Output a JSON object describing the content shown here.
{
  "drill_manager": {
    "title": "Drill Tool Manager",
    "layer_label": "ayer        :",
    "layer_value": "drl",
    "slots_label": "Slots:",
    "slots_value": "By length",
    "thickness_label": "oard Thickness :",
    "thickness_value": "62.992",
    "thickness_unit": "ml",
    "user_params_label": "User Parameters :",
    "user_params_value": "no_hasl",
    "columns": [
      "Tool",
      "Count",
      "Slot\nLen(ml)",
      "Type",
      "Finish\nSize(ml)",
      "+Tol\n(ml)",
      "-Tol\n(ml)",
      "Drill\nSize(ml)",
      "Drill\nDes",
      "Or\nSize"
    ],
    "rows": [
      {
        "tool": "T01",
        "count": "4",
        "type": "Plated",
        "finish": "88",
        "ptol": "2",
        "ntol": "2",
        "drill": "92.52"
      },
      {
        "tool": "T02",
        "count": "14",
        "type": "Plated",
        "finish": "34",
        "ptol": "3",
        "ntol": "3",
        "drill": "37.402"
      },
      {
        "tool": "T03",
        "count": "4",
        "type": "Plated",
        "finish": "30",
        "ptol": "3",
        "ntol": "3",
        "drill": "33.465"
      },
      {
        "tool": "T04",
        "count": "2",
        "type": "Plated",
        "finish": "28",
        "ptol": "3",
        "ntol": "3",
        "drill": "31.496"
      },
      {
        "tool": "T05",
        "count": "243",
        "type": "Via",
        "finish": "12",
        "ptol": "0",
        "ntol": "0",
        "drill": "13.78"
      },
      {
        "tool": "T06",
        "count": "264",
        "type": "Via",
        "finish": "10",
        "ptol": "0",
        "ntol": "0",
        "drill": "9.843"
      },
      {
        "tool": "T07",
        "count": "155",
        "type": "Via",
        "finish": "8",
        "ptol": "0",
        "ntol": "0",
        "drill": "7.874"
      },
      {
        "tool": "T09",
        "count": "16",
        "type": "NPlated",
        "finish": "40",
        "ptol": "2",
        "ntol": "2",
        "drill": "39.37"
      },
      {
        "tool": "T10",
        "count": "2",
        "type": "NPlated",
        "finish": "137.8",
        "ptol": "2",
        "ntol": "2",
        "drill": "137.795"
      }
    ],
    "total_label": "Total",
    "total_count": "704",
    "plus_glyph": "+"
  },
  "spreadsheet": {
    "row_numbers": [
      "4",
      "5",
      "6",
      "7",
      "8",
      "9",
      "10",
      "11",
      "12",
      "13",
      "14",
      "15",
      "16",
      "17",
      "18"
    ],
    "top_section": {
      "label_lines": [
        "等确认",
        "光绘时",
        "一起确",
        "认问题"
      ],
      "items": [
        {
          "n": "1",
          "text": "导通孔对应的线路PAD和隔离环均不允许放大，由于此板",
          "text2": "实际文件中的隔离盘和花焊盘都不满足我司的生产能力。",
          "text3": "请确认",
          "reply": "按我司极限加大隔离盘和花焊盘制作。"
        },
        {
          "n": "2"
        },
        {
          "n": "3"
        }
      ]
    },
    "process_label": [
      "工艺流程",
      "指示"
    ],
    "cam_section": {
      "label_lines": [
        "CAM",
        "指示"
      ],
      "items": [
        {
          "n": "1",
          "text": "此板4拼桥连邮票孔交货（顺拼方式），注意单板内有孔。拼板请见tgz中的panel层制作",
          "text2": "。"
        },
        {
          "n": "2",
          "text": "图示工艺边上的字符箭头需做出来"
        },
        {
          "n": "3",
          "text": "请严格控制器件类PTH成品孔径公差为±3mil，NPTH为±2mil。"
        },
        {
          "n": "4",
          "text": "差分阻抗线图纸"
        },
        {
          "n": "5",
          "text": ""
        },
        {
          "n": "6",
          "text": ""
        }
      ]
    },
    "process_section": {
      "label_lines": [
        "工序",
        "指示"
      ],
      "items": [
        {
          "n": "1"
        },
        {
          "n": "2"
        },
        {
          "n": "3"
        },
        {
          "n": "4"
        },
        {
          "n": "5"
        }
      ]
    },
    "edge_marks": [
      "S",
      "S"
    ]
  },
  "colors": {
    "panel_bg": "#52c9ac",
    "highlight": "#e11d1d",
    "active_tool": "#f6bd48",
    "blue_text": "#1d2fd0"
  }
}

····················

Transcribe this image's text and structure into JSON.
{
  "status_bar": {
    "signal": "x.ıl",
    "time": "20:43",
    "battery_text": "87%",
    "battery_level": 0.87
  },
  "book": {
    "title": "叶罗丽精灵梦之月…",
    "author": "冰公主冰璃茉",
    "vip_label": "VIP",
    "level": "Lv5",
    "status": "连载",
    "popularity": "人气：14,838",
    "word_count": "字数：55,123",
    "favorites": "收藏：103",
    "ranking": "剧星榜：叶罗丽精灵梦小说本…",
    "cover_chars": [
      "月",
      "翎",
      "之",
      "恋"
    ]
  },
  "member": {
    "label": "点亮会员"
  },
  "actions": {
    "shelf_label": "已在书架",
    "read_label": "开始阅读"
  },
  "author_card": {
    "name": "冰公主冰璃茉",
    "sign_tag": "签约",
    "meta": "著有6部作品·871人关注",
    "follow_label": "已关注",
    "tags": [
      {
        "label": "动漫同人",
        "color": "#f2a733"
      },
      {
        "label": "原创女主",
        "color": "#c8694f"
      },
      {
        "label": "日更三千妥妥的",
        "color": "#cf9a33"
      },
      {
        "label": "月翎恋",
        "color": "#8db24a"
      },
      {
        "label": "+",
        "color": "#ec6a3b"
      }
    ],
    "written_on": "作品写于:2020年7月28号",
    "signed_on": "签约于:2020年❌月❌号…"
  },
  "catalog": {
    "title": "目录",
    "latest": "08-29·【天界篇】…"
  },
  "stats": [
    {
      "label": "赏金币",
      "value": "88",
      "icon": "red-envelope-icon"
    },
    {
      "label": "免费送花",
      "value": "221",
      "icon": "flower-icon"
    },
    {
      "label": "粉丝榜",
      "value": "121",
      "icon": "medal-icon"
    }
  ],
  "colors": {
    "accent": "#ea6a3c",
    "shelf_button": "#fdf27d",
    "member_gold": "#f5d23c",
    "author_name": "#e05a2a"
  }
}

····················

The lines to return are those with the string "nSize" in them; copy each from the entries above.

      "Finish\nSize(ml)",
      "Drill\nSize(ml)",
      "Or\nSize"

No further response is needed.